You'll need all the heavy artillery you have on what is believed to be the state's longest hole, part of a Greg Martin-design that opened in 1999. The hole is named "Sherman's March," after Sherman Creek that runs nearby. This hole can lay waste to your round like Sherman and his Union troops when they rampaged through the South. It's possible to cut the corner on the sharp dogleg left and save some yards, but a pond, bunkers and prairie grasses at the bend deter the weak. Don't go right off the tee either: there's more prairie. The last 350 yards of fairway are pinched between trees, tall grass and a fairway bunker. The green is small, fast and easy to three-putt. You may be ready to wave a white golf towel before this hole is finished.
Dream Round Hole #15
The pros have to play this hole first in the U.S. Bank Championship in Milwaukee. A long drive is needed to reach the corner of the fairway, pinched by a pond on the left and trees. The approach again is into a grove of mature trees that define this Milwaukee County Parks course, which opened in 1929. The green is surrounded by sand. If you want to match Tiger Woods while playing Brown Deer, you'll need to ace the 14th hole from 202 yards with a 6-iron. That's what Woods did in 1996 when he chose the GMO to make his pro debut.
Dream Round Hole #16
Architect Arthur Hills of Toledo, Ohio, has a knack for making golf courses blend in with their surroundings. His holes don't appear intimidating. But you'll remember this as one of the hardest par 5s anywhere. Water is down the left side of the fairway. Then you'll need a precise lay-up second shot to the narrowest part of the fairway near the water hazard. The third shot must carry a creek to reach the green, which essentially is surrounded by water. Washington County spent $7 million in 1997 constructing the lovely inland-links municipal course. The National Shrine of Mary at Holy Hill is visible from the clubhouse. You may want to say a little prayer before teeing off.
Dream Round Hole #17
If you were protecting a small lead in the PGA with two holes to play, could you handle this shot? That's probably what Pete Dye was thinking. It's a long iron at least (depending on the wind off the lake) and fraught with danger -- a potential round-wrecker. Miss the green left and your ball will drop 20 feet or more off a cliff toward a series of bunkers and Lake Michigan. Good luck blasting back up onto the narrow putting surface from there. Look for the pros to play it safe on the right side of the green, but a tall grassy mound there could mean trouble as well. All of the par-3s at the Straits are potential bogey holes or worse.

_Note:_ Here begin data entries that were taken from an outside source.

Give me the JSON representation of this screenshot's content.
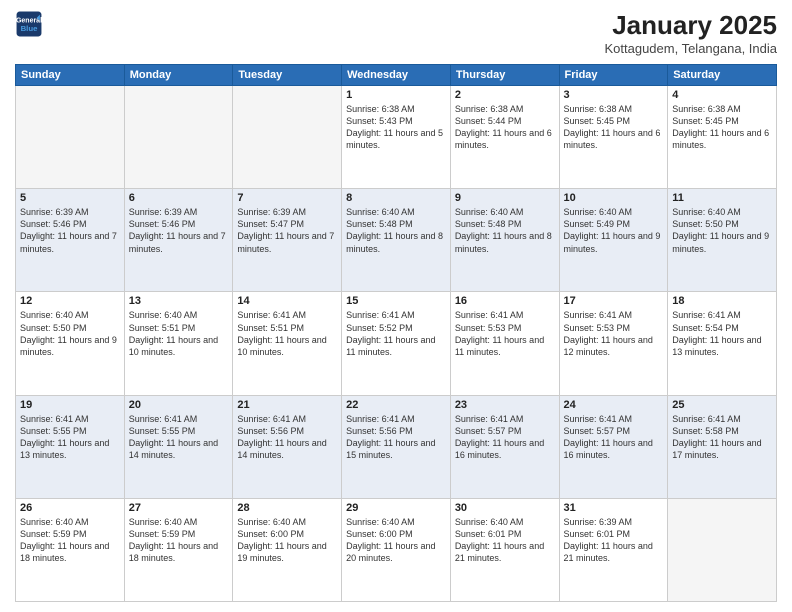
{
  "header": {
    "logo_line1": "General",
    "logo_line2": "Blue",
    "month": "January 2025",
    "location": "Kottagudem, Telangana, India"
  },
  "weekdays": [
    "Sunday",
    "Monday",
    "Tuesday",
    "Wednesday",
    "Thursday",
    "Friday",
    "Saturday"
  ],
  "weeks": [
    [
      {
        "day": "",
        "text": ""
      },
      {
        "day": "",
        "text": ""
      },
      {
        "day": "",
        "text": ""
      },
      {
        "day": "1",
        "text": "Sunrise: 6:38 AM\nSunset: 5:43 PM\nDaylight: 11 hours and 5 minutes."
      },
      {
        "day": "2",
        "text": "Sunrise: 6:38 AM\nSunset: 5:44 PM\nDaylight: 11 hours and 6 minutes."
      },
      {
        "day": "3",
        "text": "Sunrise: 6:38 AM\nSunset: 5:45 PM\nDaylight: 11 hours and 6 minutes."
      },
      {
        "day": "4",
        "text": "Sunrise: 6:38 AM\nSunset: 5:45 PM\nDaylight: 11 hours and 6 minutes."
      }
    ],
    [
      {
        "day": "5",
        "text": "Sunrise: 6:39 AM\nSunset: 5:46 PM\nDaylight: 11 hours and 7 minutes."
      },
      {
        "day": "6",
        "text": "Sunrise: 6:39 AM\nSunset: 5:46 PM\nDaylight: 11 hours and 7 minutes."
      },
      {
        "day": "7",
        "text": "Sunrise: 6:39 AM\nSunset: 5:47 PM\nDaylight: 11 hours and 7 minutes."
      },
      {
        "day": "8",
        "text": "Sunrise: 6:40 AM\nSunset: 5:48 PM\nDaylight: 11 hours and 8 minutes."
      },
      {
        "day": "9",
        "text": "Sunrise: 6:40 AM\nSunset: 5:48 PM\nDaylight: 11 hours and 8 minutes."
      },
      {
        "day": "10",
        "text": "Sunrise: 6:40 AM\nSunset: 5:49 PM\nDaylight: 11 hours and 9 minutes."
      },
      {
        "day": "11",
        "text": "Sunrise: 6:40 AM\nSunset: 5:50 PM\nDaylight: 11 hours and 9 minutes."
      }
    ],
    [
      {
        "day": "12",
        "text": "Sunrise: 6:40 AM\nSunset: 5:50 PM\nDaylight: 11 hours and 9 minutes."
      },
      {
        "day": "13",
        "text": "Sunrise: 6:40 AM\nSunset: 5:51 PM\nDaylight: 11 hours and 10 minutes."
      },
      {
        "day": "14",
        "text": "Sunrise: 6:41 AM\nSunset: 5:51 PM\nDaylight: 11 hours and 10 minutes."
      },
      {
        "day": "15",
        "text": "Sunrise: 6:41 AM\nSunset: 5:52 PM\nDaylight: 11 hours and 11 minutes."
      },
      {
        "day": "16",
        "text": "Sunrise: 6:41 AM\nSunset: 5:53 PM\nDaylight: 11 hours and 11 minutes."
      },
      {
        "day": "17",
        "text": "Sunrise: 6:41 AM\nSunset: 5:53 PM\nDaylight: 11 hours and 12 minutes."
      },
      {
        "day": "18",
        "text": "Sunrise: 6:41 AM\nSunset: 5:54 PM\nDaylight: 11 hours and 13 minutes."
      }
    ],
    [
      {
        "day": "19",
        "text": "Sunrise: 6:41 AM\nSunset: 5:55 PM\nDaylight: 11 hours and 13 minutes."
      },
      {
        "day": "20",
        "text": "Sunrise: 6:41 AM\nSunset: 5:55 PM\nDaylight: 11 hours and 14 minutes."
      },
      {
        "day": "21",
        "text": "Sunrise: 6:41 AM\nSunset: 5:56 PM\nDaylight: 11 hours and 14 minutes."
      },
      {
        "day": "22",
        "text": "Sunrise: 6:41 AM\nSunset: 5:56 PM\nDaylight: 11 hours and 15 minutes."
      },
      {
        "day": "23",
        "text": "Sunrise: 6:41 AM\nSunset: 5:57 PM\nDaylight: 11 hours and 16 minutes."
      },
      {
        "day": "24",
        "text": "Sunrise: 6:41 AM\nSunset: 5:57 PM\nDaylight: 11 hours and 16 minutes."
      },
      {
        "day": "25",
        "text": "Sunrise: 6:41 AM\nSunset: 5:58 PM\nDaylight: 11 hours and 17 minutes."
      }
    ],
    [
      {
        "day": "26",
        "text": "Sunrise: 6:40 AM\nSunset: 5:59 PM\nDaylight: 11 hours and 18 minutes."
      },
      {
        "day": "27",
        "text": "Sunrise: 6:40 AM\nSunset: 5:59 PM\nDaylight: 11 hours and 18 minutes."
      },
      {
        "day": "28",
        "text": "Sunrise: 6:40 AM\nSunset: 6:00 PM\nDaylight: 11 hours and 19 minutes."
      },
      {
        "day": "29",
        "text": "Sunrise: 6:40 AM\nSunset: 6:00 PM\nDaylight: 11 hours and 20 minutes."
      },
      {
        "day": "30",
        "text": "Sunrise: 6:40 AM\nSunset: 6:01 PM\nDaylight: 11 hours and 21 minutes."
      },
      {
        "day": "31",
        "text": "Sunrise: 6:39 AM\nSunset: 6:01 PM\nDaylight: 11 hours and 21 minutes."
      },
      {
        "day": "",
        "text": ""
      }
    ]
  ]
}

Dream Round Hole #18
The Bull opened in 2003, but already the fifth hole is being called one of the state's best. So it's a fitting way to end the Dairyland Dream 18. The Bull was designed by none other than Jack Nicklaus. He may have outsmarted himself: Nicklaus lost two balls off the tee the first time he played the hole. The challenge is two-fold: First, carry a drive up and over part of a waste area and land it between a 40-foot deep ravine (left) and a forest (right). Second, sail a long approach over the corner of the ravine. A draw works nicely on the second shot of this dogleg left, allowing you to shape your shot around the corner and over a fairway bunker. Approach shots funnel down to the concave green complex. Par here -- or for that matter on any of the Dairyland Dream 18 holes -- will feel like a birdie.